Covered entities are responsible for the actions of their employees. This is why it is vital that trainings and meaningful policies and procedures, including audit trails, become part of the everyday operations of any health care provider,” said OCR Director Georgina Verdugo. “Employees must clearly understand that casual review for personal interest of patients’ protected health information is unacceptable and against the law.”

Rite Aid settles FTC and OCR privacy charges

The Rite Aid Corporation, the third largest pharmacy chain in the United States, reached a major settlement with both the Federal Trade Commission (FTC) and HHS's Office of Civil Rights (OCR) regarding charges that Rite Aid violated federal privacy and security laws and regulations by failing to keep its customers' and employees' data safe. 

Rite Aid employees were reported to discard prescriptions and pill bottles containing sensitive patient data into the dumpsters behind various Rite Aid pharmacies, which were easily accessible to the public.  Such practices violate the HIPAA Privacy Rule, which requires covered entities to safeguard the privacy of patient information, even when such information is being destroyed.  Rite Aid's actions may also violate the company's own promises to their customers regarding keeping their health information private and secure (this broken promise being the basis for FTC's charges).

 

In addition, OCR and FTC found that Rite Aid:

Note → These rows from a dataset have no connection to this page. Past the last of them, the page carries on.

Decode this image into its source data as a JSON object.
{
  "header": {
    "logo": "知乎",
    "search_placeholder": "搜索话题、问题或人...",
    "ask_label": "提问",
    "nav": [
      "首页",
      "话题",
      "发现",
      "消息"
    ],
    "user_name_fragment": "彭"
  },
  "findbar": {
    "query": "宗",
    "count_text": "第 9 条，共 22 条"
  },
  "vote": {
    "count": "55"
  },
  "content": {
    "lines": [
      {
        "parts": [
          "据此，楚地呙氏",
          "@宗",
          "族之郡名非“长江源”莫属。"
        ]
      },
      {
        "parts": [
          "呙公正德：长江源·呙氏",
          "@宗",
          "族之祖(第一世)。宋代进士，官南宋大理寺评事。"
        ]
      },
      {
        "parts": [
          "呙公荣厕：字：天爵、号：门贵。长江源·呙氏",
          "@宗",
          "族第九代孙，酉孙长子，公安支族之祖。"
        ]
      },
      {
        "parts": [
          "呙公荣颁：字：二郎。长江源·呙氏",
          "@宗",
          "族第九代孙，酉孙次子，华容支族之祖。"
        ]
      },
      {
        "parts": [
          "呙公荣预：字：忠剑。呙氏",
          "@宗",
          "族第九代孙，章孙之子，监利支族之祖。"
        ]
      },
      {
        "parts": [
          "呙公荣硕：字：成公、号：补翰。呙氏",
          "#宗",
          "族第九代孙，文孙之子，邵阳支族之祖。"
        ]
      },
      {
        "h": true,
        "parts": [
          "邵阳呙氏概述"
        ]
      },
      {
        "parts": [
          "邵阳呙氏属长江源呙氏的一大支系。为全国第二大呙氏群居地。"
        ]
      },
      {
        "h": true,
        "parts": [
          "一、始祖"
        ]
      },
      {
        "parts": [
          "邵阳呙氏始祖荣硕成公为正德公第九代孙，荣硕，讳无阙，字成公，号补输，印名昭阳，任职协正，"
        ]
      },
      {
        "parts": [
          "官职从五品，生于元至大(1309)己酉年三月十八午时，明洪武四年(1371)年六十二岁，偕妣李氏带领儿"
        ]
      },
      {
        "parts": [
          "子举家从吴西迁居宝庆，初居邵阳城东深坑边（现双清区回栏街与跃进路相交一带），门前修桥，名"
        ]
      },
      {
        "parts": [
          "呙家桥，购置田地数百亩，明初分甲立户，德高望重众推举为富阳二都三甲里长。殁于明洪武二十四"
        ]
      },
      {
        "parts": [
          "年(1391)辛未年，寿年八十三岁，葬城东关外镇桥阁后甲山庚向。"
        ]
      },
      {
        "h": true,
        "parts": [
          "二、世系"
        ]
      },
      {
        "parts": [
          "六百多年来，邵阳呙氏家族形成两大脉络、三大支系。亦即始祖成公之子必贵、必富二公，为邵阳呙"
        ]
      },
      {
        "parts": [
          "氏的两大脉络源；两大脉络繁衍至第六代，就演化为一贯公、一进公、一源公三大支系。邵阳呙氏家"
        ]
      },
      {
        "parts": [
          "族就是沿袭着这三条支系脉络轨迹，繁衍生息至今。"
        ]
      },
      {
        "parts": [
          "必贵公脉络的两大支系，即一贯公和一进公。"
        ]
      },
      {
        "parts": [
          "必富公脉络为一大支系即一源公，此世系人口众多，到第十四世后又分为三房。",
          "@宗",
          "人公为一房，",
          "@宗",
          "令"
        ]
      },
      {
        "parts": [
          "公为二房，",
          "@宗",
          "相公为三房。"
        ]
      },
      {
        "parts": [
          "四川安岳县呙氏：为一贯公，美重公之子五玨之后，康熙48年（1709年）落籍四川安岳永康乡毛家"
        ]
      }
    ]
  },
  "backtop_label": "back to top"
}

  • failed to implement adequate policies and procedures to appropriately safeguard patient information during the disposal process;
  • failed to adequately train employees on how to dispose of such information properly;
  • failed to employ a reasonable process for discovering and remedying risks to personal information; and
  • did not maintain a sanctions policy for members of its workforce who failed to properly dispose of patient information.

Pursuant to their settlement with HHS, Rite Aid agreed to pay HHS a cool $1 million and agreed to implement a strong corrective action program (lasting 3 years) which includes:

  • Revising and distributing its policies and procedures regarding disposal of protected health information and sanctioning workers who do not follow them;
  • Training workforce members on these new requirements;
  • Conducting internal monitoring; and
  • Engaging a qualified, independent third-party assessor to conduct compliance reviews and render reports to HHS.

Finally, Rite Aid has also agreed to external independent assessments of its pharmacy stores’ compliance with the FTC consent order, which will be in place for 20 years.

FTC and OCR have previously filed charges against CVS Caremark, another major pharmacy chain which was reported to engage in similar violations to Rite Aid's.  

The current economic conditions require most organizations to do more with less. The unfortunate end result is that long term projects, such as major privacy and security compliance reviews and overhauls get postponed and overlooked.  Rite Aid and CVS cases should remind covered entities and other organizations responsible for keeping patient information safe that neglect or procrastination with regard to privacy policies and practices can lead to major fines, PR embarrassments and excessive compliance and legal costs. 

It is also key to remember that your organization must comply with its own privacy policies and procedures -- otherwise, FTC can charge your organization for "false promises," as was the case with Rite Aid.  In order to comply with such policies, however, your organization must train the staff about the critical importance of privacy.  Without such training, all the policies and procedures will be rendered entirely ineffective.

You can read the full OCR press release by clicking here.

You can read the full FTC press release by clicking here.